The exhibit space coordinated by the Pennsylvania Maple Syrup Producers Council was a popular stop for guests of the 107th Pennsylvania Farm Show held in Harrisburg this week. Two of many producers of syrup and related products in the Commonwealth this included the Russells and the Jelliffs. They and other families helped to staff “Maple Alley” and share facts about syrup production with guests from Jan. 7 through this coming Sunday. According to the Penn State Extension, Pennsylvania consistently lands in the top ten among maple syrup production, putting out an average of 60,000 gallons per year.
The Jelliff Family started producing maple syrup as a hobby on their Bentley Creek property in 2007. Brothers Greg and Jeff Jelliff had made syrup with their neighbors when the were younger. “It was such a positive experience for them that Greg decided he wanted all of the grandsons to understand how to make maple syrup,” said their mother, Roberta Jelliff.
Grandson Andrew Jelliff was an FFA member who needed to get started on a project for his Keystone Award and decided that maple syrup production was the route to go. He completed his project and received his award in 2011 as the hobby grew into a business – Jelliff Maple Production.
“It just kind of blossomed from that,” Roberta recalled. In 2015, the family built a new facility with a gas-fired evaporator. “It’s not a storefront per se,” she explained, but we sell our product out of it.”
The variety of maple-based products sold on the Jelliff farm is impressive, ranging from syrup infused with coffee, cinnamon, vanilla, blueberry or raspberry; sweet hot sauce; maple garlic vinegar, and maple caramels and a maple caramel dip.
“The caramels are so good,” Greg’s daughter, Rachel Jelliff, said convincingly.
Roberta is proud of their maple French dressing that she modified from a recipe given to her as a young bride.
The late Harold Russell took over a seventh-generation family farm in Orwell Township dating back to 1796 in 1918. Harold had grown up on the farm, and maple production was already in his blood. Years later, grandson Don Russell and his brother were given age-appropriate tasks in the operation. “Since I was a kid, we were going into the woods to check the sap lines for leaks and getting the tanks ready for tapping,” Don related.
As they got a little older, they were involved in keeping the fire stoked for evaporation. “When I was a teen, we had to watch the evaporator at night’” said Don. “We slept during the day and got to skip school. We thought that was pretty cool.”
When asked where the business goes from here, Roberta Jelliff smiled at Rachel as she said, “That’s a good question.”
Rachel is currently a junior at Athens High School and plans to go to college to study to be a veterinarian. “I hope to come home after college and continue to help,” she maintained.
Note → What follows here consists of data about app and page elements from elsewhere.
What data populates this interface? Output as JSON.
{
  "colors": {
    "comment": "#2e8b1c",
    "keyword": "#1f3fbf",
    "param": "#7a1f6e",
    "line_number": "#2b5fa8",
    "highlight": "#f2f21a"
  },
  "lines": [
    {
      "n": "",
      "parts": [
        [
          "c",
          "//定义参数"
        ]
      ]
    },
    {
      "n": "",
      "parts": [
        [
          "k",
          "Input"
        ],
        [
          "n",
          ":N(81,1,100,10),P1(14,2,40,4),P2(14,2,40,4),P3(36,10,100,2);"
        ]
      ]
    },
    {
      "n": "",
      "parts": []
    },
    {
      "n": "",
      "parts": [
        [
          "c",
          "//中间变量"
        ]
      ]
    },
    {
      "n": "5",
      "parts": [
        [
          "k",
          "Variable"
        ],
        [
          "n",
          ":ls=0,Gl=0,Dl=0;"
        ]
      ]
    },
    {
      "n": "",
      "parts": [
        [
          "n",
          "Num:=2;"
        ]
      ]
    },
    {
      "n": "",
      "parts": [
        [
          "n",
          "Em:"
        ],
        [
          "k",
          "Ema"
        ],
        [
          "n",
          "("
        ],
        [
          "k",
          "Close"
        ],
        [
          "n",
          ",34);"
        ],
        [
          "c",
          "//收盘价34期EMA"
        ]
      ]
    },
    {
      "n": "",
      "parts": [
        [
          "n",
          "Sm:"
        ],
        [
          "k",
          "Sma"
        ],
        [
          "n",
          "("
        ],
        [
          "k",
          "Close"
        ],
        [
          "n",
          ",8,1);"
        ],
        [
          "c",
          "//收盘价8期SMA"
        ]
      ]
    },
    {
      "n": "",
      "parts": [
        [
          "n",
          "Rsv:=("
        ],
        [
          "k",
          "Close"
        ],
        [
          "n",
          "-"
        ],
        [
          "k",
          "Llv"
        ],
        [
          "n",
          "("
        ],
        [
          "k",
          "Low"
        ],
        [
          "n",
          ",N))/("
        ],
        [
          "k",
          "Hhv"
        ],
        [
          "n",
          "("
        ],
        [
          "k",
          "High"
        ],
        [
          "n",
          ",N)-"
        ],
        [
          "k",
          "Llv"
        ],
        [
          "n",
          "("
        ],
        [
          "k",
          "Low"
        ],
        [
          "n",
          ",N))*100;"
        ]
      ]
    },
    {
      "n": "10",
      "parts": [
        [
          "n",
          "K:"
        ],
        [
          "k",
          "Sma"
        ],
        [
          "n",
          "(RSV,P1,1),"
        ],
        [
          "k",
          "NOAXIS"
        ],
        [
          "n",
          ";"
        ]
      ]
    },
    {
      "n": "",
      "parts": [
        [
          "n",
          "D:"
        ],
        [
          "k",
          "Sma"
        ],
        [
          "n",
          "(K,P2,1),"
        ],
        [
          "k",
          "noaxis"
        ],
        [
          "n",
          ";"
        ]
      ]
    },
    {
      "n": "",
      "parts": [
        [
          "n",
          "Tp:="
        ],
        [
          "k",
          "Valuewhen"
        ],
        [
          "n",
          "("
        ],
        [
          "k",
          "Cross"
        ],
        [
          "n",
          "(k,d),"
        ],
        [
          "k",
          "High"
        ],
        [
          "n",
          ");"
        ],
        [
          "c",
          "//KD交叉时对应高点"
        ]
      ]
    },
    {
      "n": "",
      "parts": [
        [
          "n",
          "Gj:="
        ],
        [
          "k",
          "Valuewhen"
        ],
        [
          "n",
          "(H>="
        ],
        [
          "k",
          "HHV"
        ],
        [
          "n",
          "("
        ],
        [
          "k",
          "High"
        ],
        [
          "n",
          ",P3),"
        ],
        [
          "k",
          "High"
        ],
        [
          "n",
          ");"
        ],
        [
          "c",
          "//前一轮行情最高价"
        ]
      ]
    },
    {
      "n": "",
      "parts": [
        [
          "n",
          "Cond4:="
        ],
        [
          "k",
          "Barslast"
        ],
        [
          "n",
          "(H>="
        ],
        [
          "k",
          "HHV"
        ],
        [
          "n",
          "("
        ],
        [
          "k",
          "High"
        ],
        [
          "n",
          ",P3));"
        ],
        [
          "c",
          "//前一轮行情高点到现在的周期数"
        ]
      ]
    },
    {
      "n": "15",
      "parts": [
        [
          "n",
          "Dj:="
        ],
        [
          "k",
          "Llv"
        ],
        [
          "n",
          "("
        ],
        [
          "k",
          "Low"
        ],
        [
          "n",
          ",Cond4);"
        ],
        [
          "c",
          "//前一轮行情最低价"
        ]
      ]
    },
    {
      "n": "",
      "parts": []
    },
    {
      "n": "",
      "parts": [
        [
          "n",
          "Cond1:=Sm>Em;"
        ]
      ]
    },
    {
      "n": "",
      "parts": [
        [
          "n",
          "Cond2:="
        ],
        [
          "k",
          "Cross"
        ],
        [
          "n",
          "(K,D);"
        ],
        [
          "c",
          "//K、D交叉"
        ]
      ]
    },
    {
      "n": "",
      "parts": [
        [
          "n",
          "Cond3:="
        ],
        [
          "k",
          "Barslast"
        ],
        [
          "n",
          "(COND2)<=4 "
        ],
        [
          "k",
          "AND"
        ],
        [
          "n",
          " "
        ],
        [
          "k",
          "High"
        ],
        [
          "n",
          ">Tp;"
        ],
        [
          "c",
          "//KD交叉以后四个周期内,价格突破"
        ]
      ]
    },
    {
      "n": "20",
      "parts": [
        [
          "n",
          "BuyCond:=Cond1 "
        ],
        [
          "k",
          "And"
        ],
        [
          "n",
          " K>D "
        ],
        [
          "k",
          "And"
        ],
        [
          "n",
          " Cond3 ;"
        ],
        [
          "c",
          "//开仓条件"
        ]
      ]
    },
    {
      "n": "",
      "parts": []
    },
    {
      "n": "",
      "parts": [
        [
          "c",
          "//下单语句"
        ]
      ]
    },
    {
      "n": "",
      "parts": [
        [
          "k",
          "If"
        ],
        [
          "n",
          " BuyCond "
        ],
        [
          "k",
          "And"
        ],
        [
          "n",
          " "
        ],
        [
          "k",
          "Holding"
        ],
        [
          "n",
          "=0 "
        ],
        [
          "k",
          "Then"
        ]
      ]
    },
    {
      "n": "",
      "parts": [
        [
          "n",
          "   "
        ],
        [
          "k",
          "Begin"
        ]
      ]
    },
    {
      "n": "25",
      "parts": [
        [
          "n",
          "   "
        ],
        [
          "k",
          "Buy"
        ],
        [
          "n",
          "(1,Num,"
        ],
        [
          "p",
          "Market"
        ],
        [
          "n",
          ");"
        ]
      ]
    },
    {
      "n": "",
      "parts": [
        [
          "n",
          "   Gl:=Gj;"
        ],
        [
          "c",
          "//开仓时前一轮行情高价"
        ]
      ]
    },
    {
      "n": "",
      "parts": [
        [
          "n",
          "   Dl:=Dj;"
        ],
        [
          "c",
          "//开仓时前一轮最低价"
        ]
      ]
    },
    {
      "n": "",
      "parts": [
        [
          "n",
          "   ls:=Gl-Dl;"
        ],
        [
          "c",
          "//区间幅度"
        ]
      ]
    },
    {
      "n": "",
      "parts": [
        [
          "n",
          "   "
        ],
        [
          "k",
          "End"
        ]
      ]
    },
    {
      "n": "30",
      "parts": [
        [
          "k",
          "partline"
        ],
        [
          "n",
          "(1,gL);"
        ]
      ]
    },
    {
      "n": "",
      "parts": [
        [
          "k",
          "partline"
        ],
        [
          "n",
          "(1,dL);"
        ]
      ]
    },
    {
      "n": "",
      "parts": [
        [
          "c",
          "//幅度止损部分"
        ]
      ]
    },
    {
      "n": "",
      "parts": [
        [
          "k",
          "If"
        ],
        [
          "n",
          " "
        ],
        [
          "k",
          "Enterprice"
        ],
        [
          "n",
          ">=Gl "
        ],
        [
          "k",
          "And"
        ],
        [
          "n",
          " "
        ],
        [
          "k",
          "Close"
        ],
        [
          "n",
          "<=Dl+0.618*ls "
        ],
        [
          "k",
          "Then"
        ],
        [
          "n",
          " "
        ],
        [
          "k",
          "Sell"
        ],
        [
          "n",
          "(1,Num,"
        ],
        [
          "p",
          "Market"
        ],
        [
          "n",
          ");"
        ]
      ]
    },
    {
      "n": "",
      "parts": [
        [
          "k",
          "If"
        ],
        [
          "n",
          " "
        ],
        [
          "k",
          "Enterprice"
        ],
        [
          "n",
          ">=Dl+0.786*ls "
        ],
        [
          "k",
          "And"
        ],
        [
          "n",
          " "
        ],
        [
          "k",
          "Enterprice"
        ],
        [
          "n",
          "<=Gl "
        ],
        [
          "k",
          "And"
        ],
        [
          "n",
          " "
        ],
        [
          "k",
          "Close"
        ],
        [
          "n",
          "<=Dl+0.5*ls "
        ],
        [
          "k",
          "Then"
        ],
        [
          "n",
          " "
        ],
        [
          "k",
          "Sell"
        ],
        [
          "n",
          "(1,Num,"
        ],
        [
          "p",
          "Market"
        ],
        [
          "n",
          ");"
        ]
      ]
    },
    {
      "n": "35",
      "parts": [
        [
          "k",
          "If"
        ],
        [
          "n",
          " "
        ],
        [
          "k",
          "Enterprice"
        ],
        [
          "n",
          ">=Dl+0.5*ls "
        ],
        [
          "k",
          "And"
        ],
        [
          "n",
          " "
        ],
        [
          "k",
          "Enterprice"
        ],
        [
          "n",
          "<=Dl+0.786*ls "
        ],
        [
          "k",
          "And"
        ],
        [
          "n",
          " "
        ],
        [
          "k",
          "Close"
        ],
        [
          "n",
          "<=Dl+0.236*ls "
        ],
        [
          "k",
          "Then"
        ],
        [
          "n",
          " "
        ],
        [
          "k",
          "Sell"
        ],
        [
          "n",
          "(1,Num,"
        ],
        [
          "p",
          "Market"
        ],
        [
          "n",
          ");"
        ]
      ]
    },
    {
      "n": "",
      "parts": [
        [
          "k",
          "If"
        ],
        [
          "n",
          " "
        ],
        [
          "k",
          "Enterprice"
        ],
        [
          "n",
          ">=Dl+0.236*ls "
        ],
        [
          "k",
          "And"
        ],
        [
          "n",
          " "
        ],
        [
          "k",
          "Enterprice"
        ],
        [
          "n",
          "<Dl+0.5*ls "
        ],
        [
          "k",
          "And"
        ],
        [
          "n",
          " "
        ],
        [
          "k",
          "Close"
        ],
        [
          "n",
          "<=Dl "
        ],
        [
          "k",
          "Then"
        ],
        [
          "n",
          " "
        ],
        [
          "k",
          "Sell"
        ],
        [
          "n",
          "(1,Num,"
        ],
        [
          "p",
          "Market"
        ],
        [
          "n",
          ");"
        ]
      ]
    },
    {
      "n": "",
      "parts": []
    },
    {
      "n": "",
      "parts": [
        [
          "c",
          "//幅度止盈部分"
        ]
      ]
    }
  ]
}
And both agreed that the grandsons are still very hands-on with the operation. “The boys certainly have a passion for it. It’s definitely a great inheritance.”
“Everyone has a part to play that lightens the load for everyone else,” Roberta maintained.
Don Russell also expects his family to keep Russell Maple Farms going for decades to come. He gets plenty of help from his wife, Debbie, son and daughter-in-law Adam and Monica, granddaughter Meg and five additional grandchildren. Meg echoed his hopes, saying, “Its a labor of love. I like boiling sap.” At the Farm Show, she and Don were teaching visiting children about syrup production and engaging them in related craft activities.
The Russells helped staff the Maple Syrup area in the Main Hall on Monday and Tuesday, the Jelliffs on Wednesday and Thursday, and the Dewings of Warren Township were set to help on Thursday and Friday.